I was in the kosher meat market the other day and they were selling veal. I don't understand how veal can be kosher, given the horrific conditions in which veal is raised. Please explain.
The Aish Rabbi Replies:
There are different mitzvahs in the Torah which address different issues. "Kosher" has to do with the species of animal, the way it is slaughtered, and removal of the blood from the meat.
"Kosher" does not address the issue of conditions in which the animal is raised.
There is another mitzvah, however, which addresses your concern. "Tzar Baalei Chaim" is the Torah prohibition against causing pain to animals. And based on this, the great Rabbi Moshe Feinstein indeed forbade raising animals in cramped and painful conditions.
Other mitzvahs concerned with the protection of animals include:
• It is prohibited to cause pain to animals – tzaar ba'alei chaim. (Talmud - Baba Metzia 32b, based on Exodus 23:5)
• One is obligated to relieve an animal's suffering (i.e. unburden it), even if it belongs to your enemy. (Exodus 23:5)
• If an animal depends on you for sustenance, it is forbidden to eat anything until feeding the animal first. (Talmud - Brachot 40a, based on Deut. 11:15)
• We are commanded to grant our animals a day of rest on Shabbat. (Exodus 20:10)
• It is forbidden to use two different species to pull the same plow, since this is unfair to the weaker animal. (Deut. 22:10)
• It is a mitzvah to send away a mother bird before taking her young. (Deut. 22:7)
• It is forbidden to kill a cow and her calf on the same day. (Leviticus 22:28)
• It is prohibited to sever and eat a limb off a live animal. (Genesis 9:4; this is one of the "Noachide" laws that apply to Jews and non-Jews alike.)
• Shechita (ritual slaughter) must be done with a minimum of pain to the animal. The blade must be meticulously examined to assure the most painless form of death possible. ("Chinuch" 451; "Pri Megadim" – Introduction to Shechita Laws).
• Hunting animals for sport is viewed with serious disapproval by our Sages. (Talmud – Avoda Zara 18b; "Noda BiYehuda" 2-Y.D. 10)
There is actually another mitzvah concerning the protection of animals which relates to your question. This is the prohibition of muzzling an animal when working in the field, thereby preventing it from eating what it sees. The Sages explain that animals derive pleasure from the act of eating, and muzzling unjustly deprives them of that basic pleasure.
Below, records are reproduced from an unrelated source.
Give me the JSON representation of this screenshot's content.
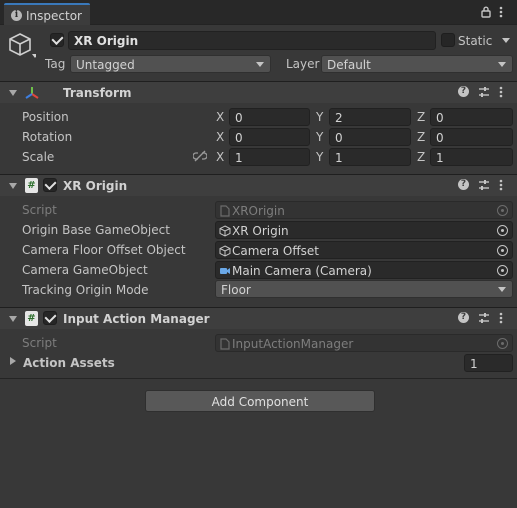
{
  "tab": {
    "title": "Inspector",
    "info_icon": "info-icon",
    "lock_icon": "lock-icon",
    "menu_icon": "kebab-menu-icon"
  },
  "gameobject": {
    "icon": "cube-icon",
    "active": true,
    "name": "XR Origin",
    "static_label": "Static",
    "static": false,
    "tag_label": "Tag",
    "tag_value": "Untagged",
    "layer_label": "Layer",
    "layer_value": "Default"
  },
  "transform": {
    "title": "Transform",
    "icon": "transform-axes-icon",
    "rows": [
      {
        "label": "Position",
        "x": "0",
        "y": "2",
        "z": "0"
      },
      {
        "label": "Rotation",
        "x": "0",
        "y": "0",
        "z": "0"
      },
      {
        "label": "Scale",
        "x": "1",
        "y": "1",
        "z": "1",
        "link_icon": "unlinked-scale-icon"
      }
    ],
    "axes": {
      "x": "X",
      "y": "Y",
      "z": "Z"
    }
  },
  "xr_origin": {
    "title": "XR Origin",
    "enabled": true,
    "icon": "csharp-script-icon",
    "script_label": "Script",
    "script_value": "XROrigin",
    "fields": [
      {
        "label": "Origin Base GameObject",
        "value": "XR Origin",
        "icon": "cube-icon"
      },
      {
        "label": "Camera Floor Offset Object",
        "value": "Camera Offset",
        "icon": "cube-icon"
      },
      {
        "label": "Camera GameObject",
        "value": "Main Camera (Camera)",
        "icon": "camera-icon"
      }
    ],
    "tracking_label": "Tracking Origin Mode",
    "tracking_value": "Floor"
  },
  "input_action_manager": {
    "title": "Input Action Manager",
    "enabled": true,
    "icon": "csharp-script-icon",
    "script_label": "Script",
    "script_value": "InputActionManager",
    "action_assets_label": "Action Assets",
    "action_assets_count": "1"
  },
  "add_component_label": "Add Component",
  "header_icons": [
    "help-icon",
    "preset-icon",
    "kebab-menu-icon"
  ],
  "colors": {
    "accent": "#3a79bb",
    "background": "#383838",
    "header": "#3e3e3e",
    "field": "#2a2a2a"
  }
}
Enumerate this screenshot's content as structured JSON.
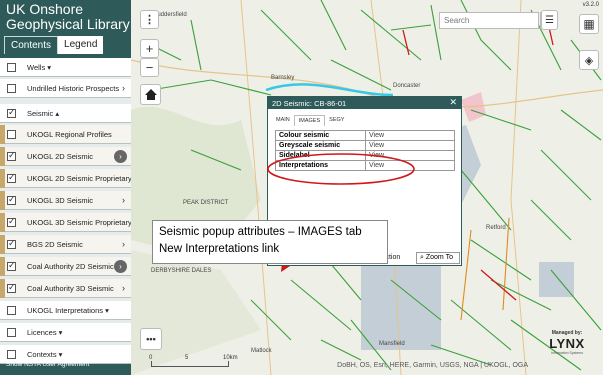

Based on this, Rabbi Feinstein forbade feeding animals chemicals in place of food, since this would deprive them of the pleasure of eating. ("Igros Moshe" EH 4:92)
One final note: Interestingly, animals which are raised in cramped conditions and fed chemicals are frequently found to be NOT Kosher, due to various problems and disease found in the organs of these animals.